Survivors will be encouraged to share their survivorship in the following ways: You are welcome to say “I’m a survivor of child sexual abuse/childhood rape/childhood sexual assault,” and to share the role of the person who abused you (ex: it was my parent/sibling/babysitter/etc), but we ask that you not share details of the violence you experienced beyond that.
While this circle is not formal therapy, it is a space for collective healing. We will provide referrals to places you can go to share your story in its entirety so that you can release and be witnessed with support and care in the way you deserve.
Space is limited. Please RSVP to reserve a seat. This event is free of charge, thanks to support from the Asian Women Giving Circle and the Asian American Writer’s Workshop.
If you cannot attend, but would like to learn more about Mirror Memoirs, you can do so here.
Elliott Fukui has been an organizer, facilitator and trainer for almost 20 years. His work explores ways to create spaces, communities and movements that are rooted in mutual aid and community accountability practices that are led by our most impacted folks. He has worked with organizations such as the Transgender Law Center, The Audre Lorde Project and The Icarus Project, and has organized on both local and national levels. He recently launched www.madqueer.org as a space for folks to access resources and trainings about building mutual aid networks around emotional crisis from a multiply marginalized framework.

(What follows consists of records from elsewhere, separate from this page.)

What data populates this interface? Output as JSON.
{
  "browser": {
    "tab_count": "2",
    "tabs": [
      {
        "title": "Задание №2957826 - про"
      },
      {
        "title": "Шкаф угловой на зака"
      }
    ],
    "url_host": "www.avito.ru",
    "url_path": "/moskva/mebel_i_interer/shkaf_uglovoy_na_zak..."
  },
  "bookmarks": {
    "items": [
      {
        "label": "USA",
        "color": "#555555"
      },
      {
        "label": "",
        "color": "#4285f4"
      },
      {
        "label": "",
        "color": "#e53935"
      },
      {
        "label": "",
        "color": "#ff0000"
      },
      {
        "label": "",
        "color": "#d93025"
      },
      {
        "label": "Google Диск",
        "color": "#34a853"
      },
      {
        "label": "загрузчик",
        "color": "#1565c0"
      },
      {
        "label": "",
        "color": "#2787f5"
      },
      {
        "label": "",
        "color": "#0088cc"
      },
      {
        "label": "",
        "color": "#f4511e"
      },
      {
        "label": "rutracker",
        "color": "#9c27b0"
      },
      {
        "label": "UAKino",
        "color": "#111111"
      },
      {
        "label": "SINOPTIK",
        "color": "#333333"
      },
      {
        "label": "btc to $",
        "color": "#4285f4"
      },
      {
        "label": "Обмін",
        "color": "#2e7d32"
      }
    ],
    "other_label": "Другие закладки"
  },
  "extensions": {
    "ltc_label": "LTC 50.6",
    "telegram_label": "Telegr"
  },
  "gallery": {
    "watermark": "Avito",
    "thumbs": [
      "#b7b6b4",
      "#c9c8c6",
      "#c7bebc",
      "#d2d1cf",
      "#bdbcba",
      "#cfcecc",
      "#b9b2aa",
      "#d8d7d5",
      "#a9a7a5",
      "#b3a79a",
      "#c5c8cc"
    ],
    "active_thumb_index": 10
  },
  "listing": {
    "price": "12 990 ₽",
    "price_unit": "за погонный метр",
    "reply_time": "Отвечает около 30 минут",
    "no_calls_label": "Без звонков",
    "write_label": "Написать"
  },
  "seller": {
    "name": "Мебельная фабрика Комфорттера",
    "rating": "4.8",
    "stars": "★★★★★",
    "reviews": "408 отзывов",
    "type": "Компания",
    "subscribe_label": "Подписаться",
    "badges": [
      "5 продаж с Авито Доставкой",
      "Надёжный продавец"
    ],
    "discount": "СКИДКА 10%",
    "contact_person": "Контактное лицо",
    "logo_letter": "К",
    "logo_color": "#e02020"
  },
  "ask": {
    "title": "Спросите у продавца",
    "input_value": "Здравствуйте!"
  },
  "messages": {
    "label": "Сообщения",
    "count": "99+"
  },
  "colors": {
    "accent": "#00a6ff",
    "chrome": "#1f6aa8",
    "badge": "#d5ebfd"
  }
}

sethu laxmi nair is a mediator, facilitator, coach, and trainer in the fields of alternative dispute resolution and restorative practices. Through her work, sethu improves interpersonal and social dynamics by enhancing leadership capacity and conflict competence among leaders and groups. Through her private practice, sethu offers a unique blend of Mediation, Conflict and Leadership Coaching and Training and Restorative conflict management. sethu offers a 3-day restorative practices training called “Responding Restoratively” through the Center for Justice at Columbia University and facilitates restorative circles to heal the impact of child sexual abuse in the family system at Hidden Water.
Hyunhee Shin is a class straddling queer Korean survivor of sexual abuse and family violence. She has served as an infrastructure nerd in anti-violence social justice organizations for the last 7 years and is obsessed with how we care for ourselves and each other as survivors. Currently she is the Director of Operations and Development at Common Justice. She’s also a facilitator at API&, a queer API community building group, and facilitates QTPOC Meditation at Third Root. Her martial arts, archery, and meditation practices are core to her healing and she strives to continue learning and deepening her practice in community.
Amita Y. Swadhin is an educator, storyteller, healer and strategist dedicated to fighting interpersonal and institutional violence against young people. Their commitments and approach to this work stem from their experiences as a non-binary, femme, queer person of color, daughter of immigrants from India, years of abuse by their parents, including eight years of rape by their father, and state intervention at the age of thirteen. In January 2017, Amita testified in front of the Senate Judiciary Committee as a witness for the Democratic Party on behalf of survivors of sexual violence and LGBTQI+ Americans, taking a stand against Senator Jeff Sessions’ nomination as the US Attorney General. Amita is also a published author. Their writing has been featured on The Feminist Wire and The Huffington Post, and in the anthologies Dear Sister: Letters from Survivors of Sexual Violence (AK Press, 2014), Queering Sexual Violence (Magnus Books, 2016), Pleasure Activism: The Politics of Feeling Good (AK Press, 2019), and Beyond Survival: Strategies and Stories from the Transformative Justice Movement (AK Press, 2020).